CAN hawks and doves roost in the same nest? Bill Clinton may be
about to find out.
To guide him through the complexities of the post-cold-war era,
the Arkansas governor has gathered birds of various feathers into
his circle of foreign policy advisers. So far they have easily
coalesced around a broad platform that accents economic recovery at
home, promoting democracy abroad, and international engagement to
deal with regional conflicts. But if Clinton is elected, say
diplomatic analysts, they could find devils in the details as they
attempt to hammer out a new American foreign policy.
"The Clinton team ranges from Wilsonian internationalists, who
want to make the world over in America's image, to realists who
have a sharper view of the limits of what we can do overseas," says
John Judis, author of a new book on the American foreign policy
establishment. "There might be tension between those wings."
"The fit will actually be pretty good," responds Harvard
professor Joseph Nye, a Clinton adviser.
"If hawks and doves used to differ on the degrees of disarmament
and relations with the Soviet Union, they don't differ at all on
things like stopping nuclear proliferation, which will be the major
issues now. The kinds of things that used to be so divisive are
Experts from Carter era
Clinton has brought onto his foreign policy team former Carter
administration officials known to favor working through
multilateral institutions like the United Nations, including State
Department veterans Anthony Lake, now a professor at Mount Holyoke
College, and Samuel Berger, a Washington lawyer.
The Clinton circle also includes Rep. Les Aspen (D) of
Wisconsin, chairman of the House Armed Services Committee, Michael
Mandelbaum, a Johns Hopkins University professor, and others who
are more conservative. Clinton has also reached out to a group of
hawkish Democrats - among them former Reagan State Department human
rights chief Richard Schifter - some of whom broke with the party
during the McGovern era.
At odds back then on issues ranging from the Vietnam War to
military spending to whether to negotiate arms agreements with the
Soviet Union, Democrats now are far less divided and on far less
Cold-war venom removed
"A lot of the venom of the fight has been extracted by the end
of the cold war," says Charles William Maynes, editor of Foreign
Policy magazine. "You can disagree with someone over the trade
issue, but you don't think he's a traitor because he doesn't share
"I wouldn't say that it's healed, but it's knitting," adds Penn
Kemble, a Washington foreign-affairs consultant with ties to
conservative Democrats, speaking of the rift that once divided
Democratic hawks and doves.
Analysts say unity within the Clinton camp would be tested on
four main issues if the Arkansas governor is elected:
* Promoting democracy abroad. Responding to an impulse defined
by Democratic presidents like Woodrow Wilson and Franklin Roosevelt

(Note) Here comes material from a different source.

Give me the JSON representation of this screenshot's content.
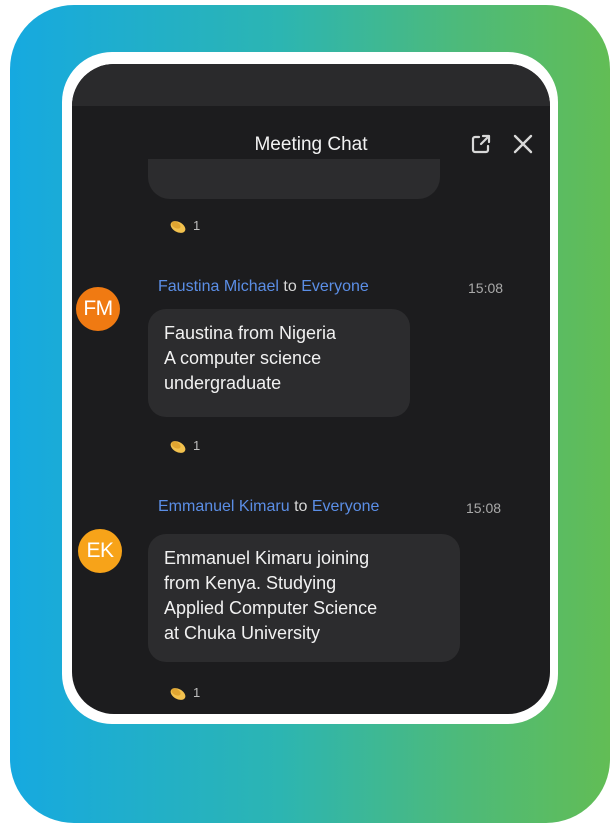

- and underscored in a major policy speech delivered by Clinton in
Milwaukee last week - many Clinton advisers say America's primary
mission is to make the world more democratic.

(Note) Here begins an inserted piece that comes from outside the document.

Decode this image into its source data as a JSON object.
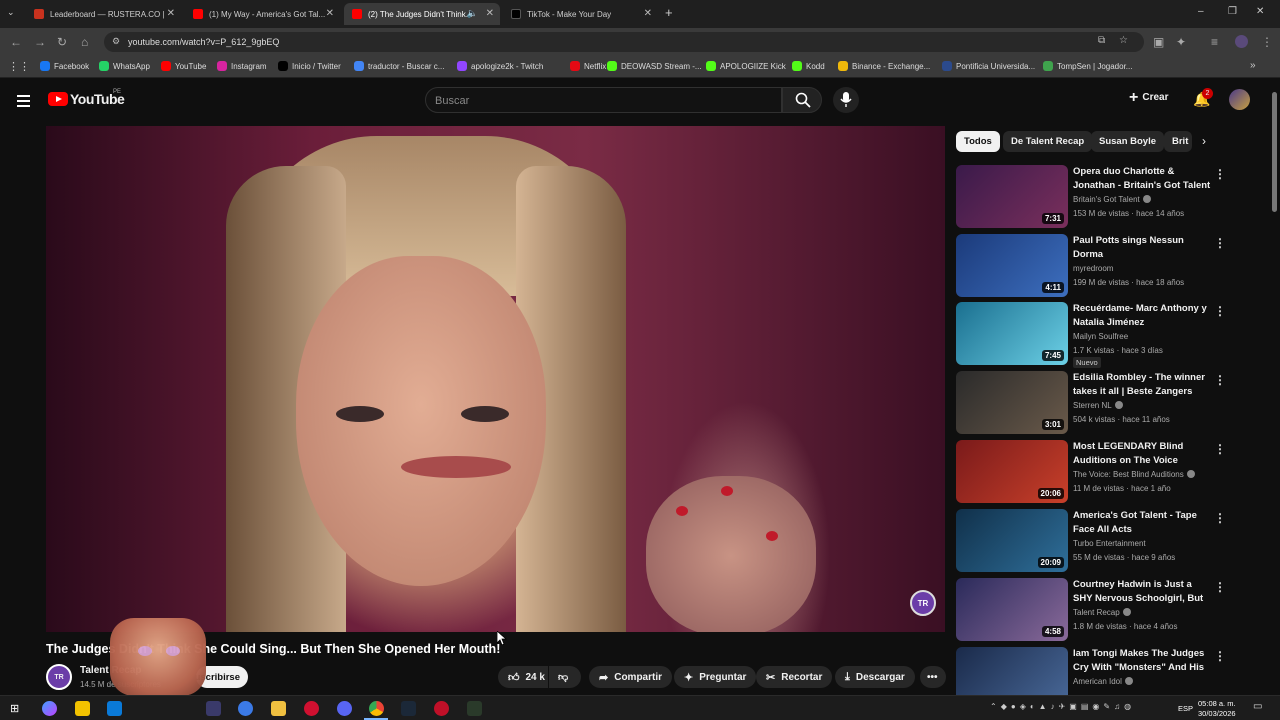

But as conservative journalist Michael Lind and others have
noted, promoting democracy could be hard to reconcile with the
views of key US allies. Turkey and Saudi Arabia, for example, have
solid reservations about the spread of democracy among Iraq's
More troubling is the issue of what to do when democracy
threatens to empower antidemocratic groups, such as Muslim
fundamentalists in Algeria. …